*** Opening GIVEN INFORMATION ***
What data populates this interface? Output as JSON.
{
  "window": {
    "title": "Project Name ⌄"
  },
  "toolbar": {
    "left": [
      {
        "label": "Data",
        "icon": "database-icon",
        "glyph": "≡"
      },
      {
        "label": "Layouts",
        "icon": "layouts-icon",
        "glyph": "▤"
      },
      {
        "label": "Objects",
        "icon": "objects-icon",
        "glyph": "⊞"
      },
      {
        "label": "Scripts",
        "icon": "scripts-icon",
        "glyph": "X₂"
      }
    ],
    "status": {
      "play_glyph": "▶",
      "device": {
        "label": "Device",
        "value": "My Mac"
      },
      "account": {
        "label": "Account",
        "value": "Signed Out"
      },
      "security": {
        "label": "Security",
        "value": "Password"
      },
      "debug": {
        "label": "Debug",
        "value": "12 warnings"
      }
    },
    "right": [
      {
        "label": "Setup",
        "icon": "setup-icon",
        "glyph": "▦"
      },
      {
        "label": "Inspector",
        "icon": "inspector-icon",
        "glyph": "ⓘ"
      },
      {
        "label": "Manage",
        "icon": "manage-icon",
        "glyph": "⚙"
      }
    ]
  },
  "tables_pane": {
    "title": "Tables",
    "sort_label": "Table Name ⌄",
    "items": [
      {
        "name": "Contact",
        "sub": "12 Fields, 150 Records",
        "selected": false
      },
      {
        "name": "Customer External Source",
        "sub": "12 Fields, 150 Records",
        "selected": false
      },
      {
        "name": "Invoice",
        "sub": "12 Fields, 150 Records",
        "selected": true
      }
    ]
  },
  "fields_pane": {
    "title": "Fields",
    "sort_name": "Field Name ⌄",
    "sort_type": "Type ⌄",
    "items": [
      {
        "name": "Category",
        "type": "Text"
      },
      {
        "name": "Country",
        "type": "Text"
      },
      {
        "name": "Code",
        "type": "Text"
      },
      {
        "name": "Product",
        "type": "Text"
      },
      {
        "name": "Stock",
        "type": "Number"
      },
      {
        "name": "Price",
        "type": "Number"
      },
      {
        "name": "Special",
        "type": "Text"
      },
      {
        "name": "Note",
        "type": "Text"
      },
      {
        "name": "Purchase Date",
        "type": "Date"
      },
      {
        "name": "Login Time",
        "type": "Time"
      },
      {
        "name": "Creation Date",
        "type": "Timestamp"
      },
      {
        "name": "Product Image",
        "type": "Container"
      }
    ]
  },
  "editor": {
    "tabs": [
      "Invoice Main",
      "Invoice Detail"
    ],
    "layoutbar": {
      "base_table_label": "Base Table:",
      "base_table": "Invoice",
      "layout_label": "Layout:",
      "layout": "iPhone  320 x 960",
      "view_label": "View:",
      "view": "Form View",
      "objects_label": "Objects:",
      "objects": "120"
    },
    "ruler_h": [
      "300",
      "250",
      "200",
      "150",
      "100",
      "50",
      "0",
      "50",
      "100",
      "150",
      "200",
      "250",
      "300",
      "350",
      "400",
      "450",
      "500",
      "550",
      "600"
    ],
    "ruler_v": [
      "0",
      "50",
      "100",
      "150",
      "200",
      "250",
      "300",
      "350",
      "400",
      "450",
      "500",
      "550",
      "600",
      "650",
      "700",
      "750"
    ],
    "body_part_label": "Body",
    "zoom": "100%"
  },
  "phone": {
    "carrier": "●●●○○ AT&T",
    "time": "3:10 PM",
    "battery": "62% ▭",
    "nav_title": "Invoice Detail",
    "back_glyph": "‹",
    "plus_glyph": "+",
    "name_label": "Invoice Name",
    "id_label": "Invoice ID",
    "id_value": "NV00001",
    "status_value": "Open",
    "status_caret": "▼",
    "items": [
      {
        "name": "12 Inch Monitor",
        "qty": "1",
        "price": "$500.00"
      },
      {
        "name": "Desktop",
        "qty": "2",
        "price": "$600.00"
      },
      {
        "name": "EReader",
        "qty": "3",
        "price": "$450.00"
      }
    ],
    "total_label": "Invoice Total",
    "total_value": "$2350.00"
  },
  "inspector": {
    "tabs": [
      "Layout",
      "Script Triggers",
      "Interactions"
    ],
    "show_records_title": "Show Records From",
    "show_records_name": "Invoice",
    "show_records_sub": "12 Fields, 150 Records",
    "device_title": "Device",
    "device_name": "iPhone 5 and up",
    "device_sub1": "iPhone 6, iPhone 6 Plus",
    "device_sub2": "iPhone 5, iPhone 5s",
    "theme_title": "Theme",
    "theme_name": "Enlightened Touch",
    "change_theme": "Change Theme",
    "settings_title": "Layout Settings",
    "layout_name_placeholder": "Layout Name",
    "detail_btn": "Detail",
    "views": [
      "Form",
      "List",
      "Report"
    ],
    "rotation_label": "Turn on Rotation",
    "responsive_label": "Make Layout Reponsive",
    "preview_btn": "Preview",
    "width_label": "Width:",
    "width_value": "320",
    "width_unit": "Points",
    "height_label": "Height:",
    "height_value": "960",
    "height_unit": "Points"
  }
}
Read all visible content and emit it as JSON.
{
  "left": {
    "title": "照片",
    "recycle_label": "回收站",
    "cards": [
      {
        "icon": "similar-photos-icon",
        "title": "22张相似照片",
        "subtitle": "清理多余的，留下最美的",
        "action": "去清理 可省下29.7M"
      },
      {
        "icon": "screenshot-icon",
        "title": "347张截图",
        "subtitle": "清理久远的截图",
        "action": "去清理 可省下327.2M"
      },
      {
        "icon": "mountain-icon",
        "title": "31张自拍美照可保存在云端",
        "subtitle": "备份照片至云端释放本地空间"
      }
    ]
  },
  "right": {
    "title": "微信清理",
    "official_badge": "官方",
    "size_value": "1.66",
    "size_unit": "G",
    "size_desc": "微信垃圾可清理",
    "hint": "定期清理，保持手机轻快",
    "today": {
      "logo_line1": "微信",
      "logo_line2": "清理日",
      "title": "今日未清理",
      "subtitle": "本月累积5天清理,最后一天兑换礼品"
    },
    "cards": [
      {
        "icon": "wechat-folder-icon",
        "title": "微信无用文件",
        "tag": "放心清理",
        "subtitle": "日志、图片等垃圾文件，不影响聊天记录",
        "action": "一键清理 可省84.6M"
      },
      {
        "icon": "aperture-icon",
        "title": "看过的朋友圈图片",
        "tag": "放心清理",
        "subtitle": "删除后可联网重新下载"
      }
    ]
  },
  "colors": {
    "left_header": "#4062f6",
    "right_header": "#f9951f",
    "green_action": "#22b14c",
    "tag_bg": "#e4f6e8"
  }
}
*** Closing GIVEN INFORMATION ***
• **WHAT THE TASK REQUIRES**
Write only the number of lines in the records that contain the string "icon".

• **TASK RESPONSE**
12